Your answer should be each line of the entries that contains the word "JSON", copied in full.
--
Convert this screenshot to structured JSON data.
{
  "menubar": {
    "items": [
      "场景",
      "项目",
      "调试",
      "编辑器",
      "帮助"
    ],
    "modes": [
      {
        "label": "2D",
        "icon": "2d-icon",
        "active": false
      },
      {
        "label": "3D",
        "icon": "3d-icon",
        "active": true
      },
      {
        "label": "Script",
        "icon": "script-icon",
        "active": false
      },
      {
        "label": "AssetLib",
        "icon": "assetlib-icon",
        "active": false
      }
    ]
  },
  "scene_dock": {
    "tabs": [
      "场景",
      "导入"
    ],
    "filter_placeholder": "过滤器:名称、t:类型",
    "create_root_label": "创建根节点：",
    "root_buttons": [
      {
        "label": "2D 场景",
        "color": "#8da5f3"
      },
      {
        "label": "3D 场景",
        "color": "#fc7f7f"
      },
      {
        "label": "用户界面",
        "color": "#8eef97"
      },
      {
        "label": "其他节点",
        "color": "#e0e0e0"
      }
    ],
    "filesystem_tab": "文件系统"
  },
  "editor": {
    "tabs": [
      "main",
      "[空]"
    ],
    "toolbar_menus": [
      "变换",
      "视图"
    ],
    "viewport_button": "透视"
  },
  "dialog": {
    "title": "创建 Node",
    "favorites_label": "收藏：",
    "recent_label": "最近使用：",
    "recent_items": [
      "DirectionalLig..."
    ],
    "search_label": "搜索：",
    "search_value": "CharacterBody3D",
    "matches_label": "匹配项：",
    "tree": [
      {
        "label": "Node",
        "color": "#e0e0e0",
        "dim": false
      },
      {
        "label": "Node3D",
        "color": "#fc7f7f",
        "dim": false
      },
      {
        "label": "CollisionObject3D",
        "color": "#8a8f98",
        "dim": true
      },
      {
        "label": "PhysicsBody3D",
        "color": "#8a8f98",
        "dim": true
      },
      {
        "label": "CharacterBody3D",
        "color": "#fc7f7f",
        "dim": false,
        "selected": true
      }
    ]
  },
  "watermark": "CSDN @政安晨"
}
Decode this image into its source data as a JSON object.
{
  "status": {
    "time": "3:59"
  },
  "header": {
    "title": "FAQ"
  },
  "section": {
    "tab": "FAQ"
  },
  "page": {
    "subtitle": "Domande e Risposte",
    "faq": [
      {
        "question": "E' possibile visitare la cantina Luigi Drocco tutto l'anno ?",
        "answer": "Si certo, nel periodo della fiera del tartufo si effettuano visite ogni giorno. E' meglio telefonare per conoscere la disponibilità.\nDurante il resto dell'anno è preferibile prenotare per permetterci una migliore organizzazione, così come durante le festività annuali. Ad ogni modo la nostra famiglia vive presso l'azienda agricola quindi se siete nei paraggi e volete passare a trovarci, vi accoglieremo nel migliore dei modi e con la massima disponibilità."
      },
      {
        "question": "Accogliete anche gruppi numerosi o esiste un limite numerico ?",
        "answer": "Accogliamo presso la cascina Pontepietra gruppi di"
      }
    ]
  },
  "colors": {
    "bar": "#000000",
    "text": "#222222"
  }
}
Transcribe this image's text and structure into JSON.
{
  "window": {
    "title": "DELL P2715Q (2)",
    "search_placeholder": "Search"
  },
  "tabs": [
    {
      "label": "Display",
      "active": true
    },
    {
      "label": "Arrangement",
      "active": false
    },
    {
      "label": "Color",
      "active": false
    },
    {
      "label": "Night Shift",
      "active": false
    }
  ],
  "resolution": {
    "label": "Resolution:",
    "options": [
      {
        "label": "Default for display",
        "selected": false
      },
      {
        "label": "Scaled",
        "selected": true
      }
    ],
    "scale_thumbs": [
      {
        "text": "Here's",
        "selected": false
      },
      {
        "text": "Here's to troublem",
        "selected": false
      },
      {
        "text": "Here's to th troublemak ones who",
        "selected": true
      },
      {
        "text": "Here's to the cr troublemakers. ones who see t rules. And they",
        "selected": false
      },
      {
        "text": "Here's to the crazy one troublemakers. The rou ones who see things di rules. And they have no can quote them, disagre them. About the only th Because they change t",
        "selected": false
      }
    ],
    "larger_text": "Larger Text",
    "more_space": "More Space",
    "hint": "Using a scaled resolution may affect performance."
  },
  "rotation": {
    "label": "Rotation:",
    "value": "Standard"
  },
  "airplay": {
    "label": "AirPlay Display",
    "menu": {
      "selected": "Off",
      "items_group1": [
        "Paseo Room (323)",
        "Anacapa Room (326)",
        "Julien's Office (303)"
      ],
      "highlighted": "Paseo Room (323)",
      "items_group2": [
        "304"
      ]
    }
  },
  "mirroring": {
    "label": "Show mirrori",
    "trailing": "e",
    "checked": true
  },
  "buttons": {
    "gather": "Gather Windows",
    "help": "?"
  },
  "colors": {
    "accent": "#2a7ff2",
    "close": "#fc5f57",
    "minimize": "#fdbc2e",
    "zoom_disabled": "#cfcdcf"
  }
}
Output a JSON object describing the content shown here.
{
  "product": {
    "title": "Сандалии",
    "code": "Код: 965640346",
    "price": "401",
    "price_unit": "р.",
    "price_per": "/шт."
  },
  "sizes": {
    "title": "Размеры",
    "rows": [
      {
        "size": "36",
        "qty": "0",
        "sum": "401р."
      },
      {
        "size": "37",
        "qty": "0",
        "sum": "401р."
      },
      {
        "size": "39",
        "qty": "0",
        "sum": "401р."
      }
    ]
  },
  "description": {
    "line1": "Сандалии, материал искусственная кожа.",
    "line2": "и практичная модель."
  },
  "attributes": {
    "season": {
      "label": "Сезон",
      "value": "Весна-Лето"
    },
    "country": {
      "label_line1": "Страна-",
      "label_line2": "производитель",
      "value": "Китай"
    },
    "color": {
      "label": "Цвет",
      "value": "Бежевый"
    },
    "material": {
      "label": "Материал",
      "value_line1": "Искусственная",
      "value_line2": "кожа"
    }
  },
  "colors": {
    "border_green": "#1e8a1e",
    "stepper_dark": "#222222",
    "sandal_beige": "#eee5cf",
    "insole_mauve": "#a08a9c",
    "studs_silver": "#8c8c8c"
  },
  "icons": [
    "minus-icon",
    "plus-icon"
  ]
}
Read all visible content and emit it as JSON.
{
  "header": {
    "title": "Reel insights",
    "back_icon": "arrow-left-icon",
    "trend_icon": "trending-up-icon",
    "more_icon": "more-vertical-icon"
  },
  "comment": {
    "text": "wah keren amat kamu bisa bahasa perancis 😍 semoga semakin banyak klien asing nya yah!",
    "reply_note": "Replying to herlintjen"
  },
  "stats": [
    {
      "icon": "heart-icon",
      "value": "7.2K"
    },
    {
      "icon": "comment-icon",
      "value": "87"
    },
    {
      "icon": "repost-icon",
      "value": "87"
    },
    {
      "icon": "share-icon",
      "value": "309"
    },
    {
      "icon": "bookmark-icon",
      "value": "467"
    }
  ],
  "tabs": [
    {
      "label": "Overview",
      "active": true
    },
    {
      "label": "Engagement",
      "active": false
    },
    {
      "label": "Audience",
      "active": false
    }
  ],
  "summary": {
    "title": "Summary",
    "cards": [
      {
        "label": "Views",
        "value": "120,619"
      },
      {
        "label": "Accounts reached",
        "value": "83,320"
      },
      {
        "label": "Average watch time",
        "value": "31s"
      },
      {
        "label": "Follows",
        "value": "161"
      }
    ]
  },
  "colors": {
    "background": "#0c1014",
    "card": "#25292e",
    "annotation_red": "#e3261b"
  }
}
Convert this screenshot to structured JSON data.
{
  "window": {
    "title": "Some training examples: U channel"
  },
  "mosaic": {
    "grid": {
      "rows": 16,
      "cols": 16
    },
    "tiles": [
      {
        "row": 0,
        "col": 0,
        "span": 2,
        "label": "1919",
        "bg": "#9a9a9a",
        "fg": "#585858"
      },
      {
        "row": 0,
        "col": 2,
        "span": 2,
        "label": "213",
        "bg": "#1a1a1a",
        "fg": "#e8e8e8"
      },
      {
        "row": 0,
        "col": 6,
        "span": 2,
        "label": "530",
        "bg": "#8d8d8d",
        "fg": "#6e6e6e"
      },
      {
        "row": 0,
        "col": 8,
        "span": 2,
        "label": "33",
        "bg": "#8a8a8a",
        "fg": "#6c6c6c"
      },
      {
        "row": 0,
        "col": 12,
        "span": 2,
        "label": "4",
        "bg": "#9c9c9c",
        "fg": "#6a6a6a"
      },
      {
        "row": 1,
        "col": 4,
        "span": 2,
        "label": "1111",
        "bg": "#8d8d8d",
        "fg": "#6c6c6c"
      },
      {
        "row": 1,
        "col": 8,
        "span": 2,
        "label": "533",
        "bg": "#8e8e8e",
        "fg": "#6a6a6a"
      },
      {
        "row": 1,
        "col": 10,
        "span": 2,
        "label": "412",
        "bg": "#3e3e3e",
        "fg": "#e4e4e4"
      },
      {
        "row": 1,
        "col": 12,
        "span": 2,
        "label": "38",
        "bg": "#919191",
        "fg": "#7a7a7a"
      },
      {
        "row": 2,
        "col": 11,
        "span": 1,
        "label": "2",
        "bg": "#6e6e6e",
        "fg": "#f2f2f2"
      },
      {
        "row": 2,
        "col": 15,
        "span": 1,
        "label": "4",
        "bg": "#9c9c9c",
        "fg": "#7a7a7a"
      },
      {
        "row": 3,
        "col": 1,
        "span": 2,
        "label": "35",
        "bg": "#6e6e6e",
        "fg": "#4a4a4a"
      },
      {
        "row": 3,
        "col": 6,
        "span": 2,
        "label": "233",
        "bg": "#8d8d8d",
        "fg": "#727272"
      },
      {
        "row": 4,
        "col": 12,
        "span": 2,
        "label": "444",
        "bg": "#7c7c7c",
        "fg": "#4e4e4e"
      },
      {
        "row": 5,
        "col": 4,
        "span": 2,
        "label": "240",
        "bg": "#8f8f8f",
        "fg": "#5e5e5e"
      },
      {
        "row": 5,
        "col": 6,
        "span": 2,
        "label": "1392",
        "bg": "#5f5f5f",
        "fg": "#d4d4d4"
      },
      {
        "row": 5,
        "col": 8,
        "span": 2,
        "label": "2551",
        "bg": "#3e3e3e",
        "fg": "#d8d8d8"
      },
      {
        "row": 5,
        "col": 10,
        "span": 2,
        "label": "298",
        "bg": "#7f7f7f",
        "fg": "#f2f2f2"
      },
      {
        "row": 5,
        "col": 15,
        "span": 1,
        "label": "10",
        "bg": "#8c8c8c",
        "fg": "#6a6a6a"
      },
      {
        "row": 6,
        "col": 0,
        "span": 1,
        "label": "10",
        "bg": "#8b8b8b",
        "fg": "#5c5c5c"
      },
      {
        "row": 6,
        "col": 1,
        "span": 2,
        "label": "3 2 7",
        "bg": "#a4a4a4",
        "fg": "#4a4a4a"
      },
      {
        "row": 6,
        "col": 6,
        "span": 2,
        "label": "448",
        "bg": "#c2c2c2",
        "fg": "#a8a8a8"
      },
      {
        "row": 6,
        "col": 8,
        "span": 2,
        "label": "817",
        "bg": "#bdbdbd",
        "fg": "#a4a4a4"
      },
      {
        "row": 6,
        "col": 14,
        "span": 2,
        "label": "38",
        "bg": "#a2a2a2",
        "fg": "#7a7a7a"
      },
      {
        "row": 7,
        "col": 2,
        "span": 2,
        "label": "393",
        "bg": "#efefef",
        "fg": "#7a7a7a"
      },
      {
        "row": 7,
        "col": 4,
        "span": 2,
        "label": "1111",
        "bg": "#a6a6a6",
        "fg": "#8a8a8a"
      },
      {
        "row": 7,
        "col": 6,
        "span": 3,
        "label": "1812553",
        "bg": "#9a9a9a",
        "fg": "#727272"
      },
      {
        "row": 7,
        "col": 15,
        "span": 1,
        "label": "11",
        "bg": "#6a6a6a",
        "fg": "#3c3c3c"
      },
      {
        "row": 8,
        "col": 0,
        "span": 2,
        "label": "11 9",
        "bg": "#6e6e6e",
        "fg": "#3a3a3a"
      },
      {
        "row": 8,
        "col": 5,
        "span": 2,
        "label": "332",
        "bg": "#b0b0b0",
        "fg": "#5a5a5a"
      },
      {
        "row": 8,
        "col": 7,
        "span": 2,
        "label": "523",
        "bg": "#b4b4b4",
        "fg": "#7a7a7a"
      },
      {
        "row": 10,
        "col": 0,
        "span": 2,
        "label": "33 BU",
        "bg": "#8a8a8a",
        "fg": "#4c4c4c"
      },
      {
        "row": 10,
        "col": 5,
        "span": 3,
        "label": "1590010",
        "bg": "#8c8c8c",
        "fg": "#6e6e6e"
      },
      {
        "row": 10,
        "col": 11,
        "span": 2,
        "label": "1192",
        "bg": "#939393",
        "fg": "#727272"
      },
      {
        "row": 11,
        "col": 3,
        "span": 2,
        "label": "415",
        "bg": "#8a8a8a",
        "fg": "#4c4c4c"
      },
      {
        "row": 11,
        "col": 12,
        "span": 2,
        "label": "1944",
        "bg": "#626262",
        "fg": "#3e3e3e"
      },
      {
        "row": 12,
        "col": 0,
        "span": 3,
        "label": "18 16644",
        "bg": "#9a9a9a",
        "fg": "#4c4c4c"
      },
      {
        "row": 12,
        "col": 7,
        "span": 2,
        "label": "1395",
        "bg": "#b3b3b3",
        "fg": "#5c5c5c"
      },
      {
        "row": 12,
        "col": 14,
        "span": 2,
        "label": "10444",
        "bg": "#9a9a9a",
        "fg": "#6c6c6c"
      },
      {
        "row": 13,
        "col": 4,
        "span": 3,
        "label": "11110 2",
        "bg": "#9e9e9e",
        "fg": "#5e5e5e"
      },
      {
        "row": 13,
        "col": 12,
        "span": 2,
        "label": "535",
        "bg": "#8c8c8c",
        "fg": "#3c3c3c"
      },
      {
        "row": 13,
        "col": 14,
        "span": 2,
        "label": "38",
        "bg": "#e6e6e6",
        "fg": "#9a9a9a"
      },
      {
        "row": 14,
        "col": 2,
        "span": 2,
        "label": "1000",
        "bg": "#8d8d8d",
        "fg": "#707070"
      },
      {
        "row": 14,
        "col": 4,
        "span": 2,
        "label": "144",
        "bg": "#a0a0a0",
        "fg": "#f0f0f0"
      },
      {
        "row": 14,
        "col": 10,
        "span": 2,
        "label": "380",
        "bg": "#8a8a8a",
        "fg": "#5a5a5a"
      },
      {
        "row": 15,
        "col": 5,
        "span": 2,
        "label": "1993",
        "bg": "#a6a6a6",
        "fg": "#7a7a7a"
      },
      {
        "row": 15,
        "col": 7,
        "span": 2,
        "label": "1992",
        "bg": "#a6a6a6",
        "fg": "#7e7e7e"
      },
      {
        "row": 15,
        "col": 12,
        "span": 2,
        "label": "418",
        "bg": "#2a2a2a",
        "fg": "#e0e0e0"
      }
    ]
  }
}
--
ANSWER TO THIS EXERCISE
Convert this screenshot to structured JSON data.
Decode this image into its source data as a JSON object.
Transcribe this image's text and structure into JSON.
Output a JSON object describing the content shown here.
Read all visible content and emit it as JSON.
Convert this screenshot to structured JSON data.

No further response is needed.